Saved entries
┏━━
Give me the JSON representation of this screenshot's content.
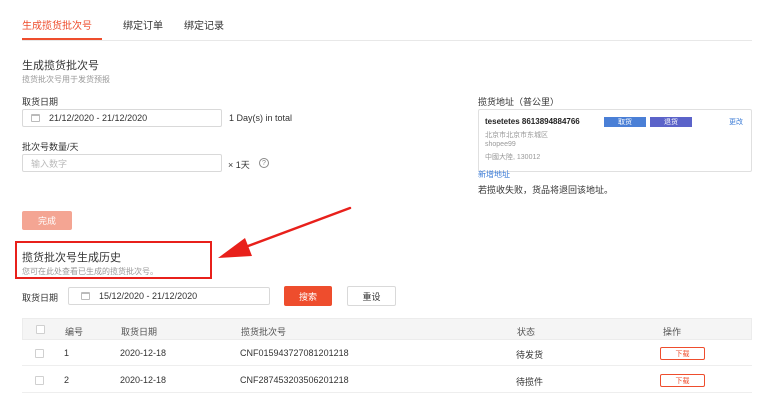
{
  "tabs": [
    {
      "label": "生成揽货批次号",
      "active": true
    },
    {
      "label": "绑定订单",
      "active": false
    },
    {
      "label": "绑定记录",
      "active": false
    }
  ],
  "generate": {
    "title": "生成揽货批次号",
    "subtitle": "揽货批次号用于发货预报",
    "pickup_date_label": "取货日期",
    "pickup_date_value": "21/12/2020 - 21/12/2020",
    "days_total": "1 Day(s) in total",
    "batch_qty_label": "批次号数量/天",
    "batch_qty_placeholder": "输入数字",
    "batch_qty_suffix": "× 1天",
    "help_icon": "question-circle-icon",
    "done_button": "完成"
  },
  "address": {
    "label": "揽货地址（普公里）",
    "name_phone": "tesetetes 8613894884766",
    "tag_default": "取货",
    "tag_return": "退货",
    "edit_link": "更改",
    "line1": "北京市北京市东城区",
    "line2": "shopee99",
    "line3": "中國大陸, 130012",
    "add_link": "新增地址",
    "note": "若揽收失败，货品将退回该地址。",
    "colors": {
      "tag_default": "#4a7fd6",
      "tag_return": "#5b63c9"
    }
  },
  "history": {
    "title": "揽货批次号生成历史",
    "subtitle": "您可在此处查看已生成的揽货批次号。",
    "date_label": "取货日期",
    "date_value": "15/12/2020 - 21/12/2020",
    "search_button": "搜索",
    "reset_button": "重设"
  },
  "table": {
    "headers": [
      "编号",
      "取货日期",
      "揽货批次号",
      "状态",
      "操作"
    ],
    "rows": [
      {
        "index": "1",
        "date": "2020-12-18",
        "batch": "CNF015943727081201218",
        "status": "待发货",
        "action": "下载"
      },
      {
        "index": "2",
        "date": "2020-12-18",
        "batch": "CNF287453203506201218",
        "status": "待揽件",
        "action": "下载"
      }
    ]
  },
  "colors": {
    "accent": "#ee4d2d",
    "annotation": "#e8201b"
  }
}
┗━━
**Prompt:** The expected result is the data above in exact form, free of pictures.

**Task response:**
Give me the JSON representation of this screenshot's content.
{
  "tabs": [
    {
      "label": "生成揽货批次号",
      "active": true
    },
    {
      "label": "绑定订单",
      "active": false
    },
    {
      "label": "绑定记录",
      "active": false
    }
  ],
  "generate": {
    "title": "生成揽货批次号",
    "subtitle": "揽货批次号用于发货预报",
    "pickup_date_label": "取货日期",
    "pickup_date_value": "21/12/2020 - 21/12/2020",
    "days_total": "1 Day(s) in total",
    "batch_qty_label": "批次号数量/天",
    "batch_qty_placeholder": "输入数字",
    "batch_qty_suffix": "× 1天",
    "help_icon": "question-circle-icon",
    "done_button": "完成"
  },
  "address": {
    "label": "揽货地址（普公里）",
    "name_phone": "tesetetes 8613894884766",
    "tag_default": "取货",
    "tag_return": "退货",
    "edit_link": "更改",
    "line1": "北京市北京市东城区",
    "line2": "shopee99",
    "line3": "中國大陸, 130012",
    "add_link": "新增地址",
    "note": "若揽收失败，货品将退回该地址。",
    "colors": {
      "tag_default": "#4a7fd6",
      "tag_return": "#5b63c9"
    }
  },
  "history": {
    "title": "揽货批次号生成历史",
    "subtitle": "您可在此处查看已生成的揽货批次号。",
    "date_label": "取货日期",
    "date_value": "15/12/2020 - 21/12/2020",
    "search_button": "搜索",
    "reset_button": "重设"
  },
  "table": {
    "headers": [
      "编号",
      "取货日期",
      "揽货批次号",
      "状态",
      "操作"
    ],
    "rows": [
      {
        "index": "1",
        "date": "2020-12-18",
        "batch": "CNF015943727081201218",
        "status": "待发货",
        "action": "下载"
      },
      {
        "index": "2",
        "date": "2020-12-18",
        "batch": "CNF287453203506201218",
        "status": "待揽件",
        "action": "下载"
      }
    ]
  },
  "colors": {
    "accent": "#ee4d2d",
    "annotation": "#e8201b"
  }
}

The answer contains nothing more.